Traders continued to close their short positions yesterday ahead of the expiry of some near-curve contracts which offered support to the gas curve. However, demand levels were low across Europe due to mild weather, with residential demand in the UK dropping 30% below the seasonal norm, limiting the gains at the front of the curve.
Gas prices moved higher on Wednesday despite a bearish supply outlook, instead direction came from traders closing their short positions ahead of the expiry of some near-curve contracts. In terms of supply, demand is low due to mild weather, while LNG send-outs are comfortable. A rise in oil prices, on the back of the latest EIA report also offered support to the far-curve.
The UK gas system was short yesterday despite low demand levels, resulting in gains across the near curve. Norwegian flows were rerouted away from the UK due to a drop in Dutch output which was the main reason for the undersupply. Meanwhile, oil contracts increased and the Pound weakened against the Euro, providing additional bullish pressure on the far-curve.

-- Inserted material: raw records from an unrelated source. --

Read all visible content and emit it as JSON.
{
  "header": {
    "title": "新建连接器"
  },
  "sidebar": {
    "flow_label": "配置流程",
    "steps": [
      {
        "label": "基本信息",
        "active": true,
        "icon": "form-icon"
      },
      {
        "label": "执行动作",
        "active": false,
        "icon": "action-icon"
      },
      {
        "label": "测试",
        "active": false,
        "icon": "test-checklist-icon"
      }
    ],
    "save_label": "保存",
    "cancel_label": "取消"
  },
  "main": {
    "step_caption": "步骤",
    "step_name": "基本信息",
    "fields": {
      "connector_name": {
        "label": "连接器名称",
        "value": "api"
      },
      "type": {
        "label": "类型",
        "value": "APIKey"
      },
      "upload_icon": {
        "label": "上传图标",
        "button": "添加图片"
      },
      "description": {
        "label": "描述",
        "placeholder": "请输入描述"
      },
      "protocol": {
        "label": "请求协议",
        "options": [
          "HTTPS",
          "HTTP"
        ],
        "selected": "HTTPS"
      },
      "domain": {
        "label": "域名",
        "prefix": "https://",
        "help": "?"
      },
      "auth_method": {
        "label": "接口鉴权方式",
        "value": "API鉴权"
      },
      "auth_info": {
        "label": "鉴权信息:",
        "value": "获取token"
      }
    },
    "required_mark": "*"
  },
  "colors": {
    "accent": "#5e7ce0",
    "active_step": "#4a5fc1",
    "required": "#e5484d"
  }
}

Weakening commodity markets and a warm weather outlook for the rest of this week contributed to losses on the gas curve yesterday. Coal and emission contracts decreased but a late rebound in Brent helped to limit some of the downward movement on the far-curve. An outage at the South Hook terminal also reduced UKCS output and offered some support to the prompt.
Gas prices moved down during Friday’s session with bearish pressure provided by a weaker demand outlook and healthy LNG supply. The bigger losses were displayed at the front of the curve due to the milder weather forecast, while stable coal and oil markets limited the decreases on the far-curve.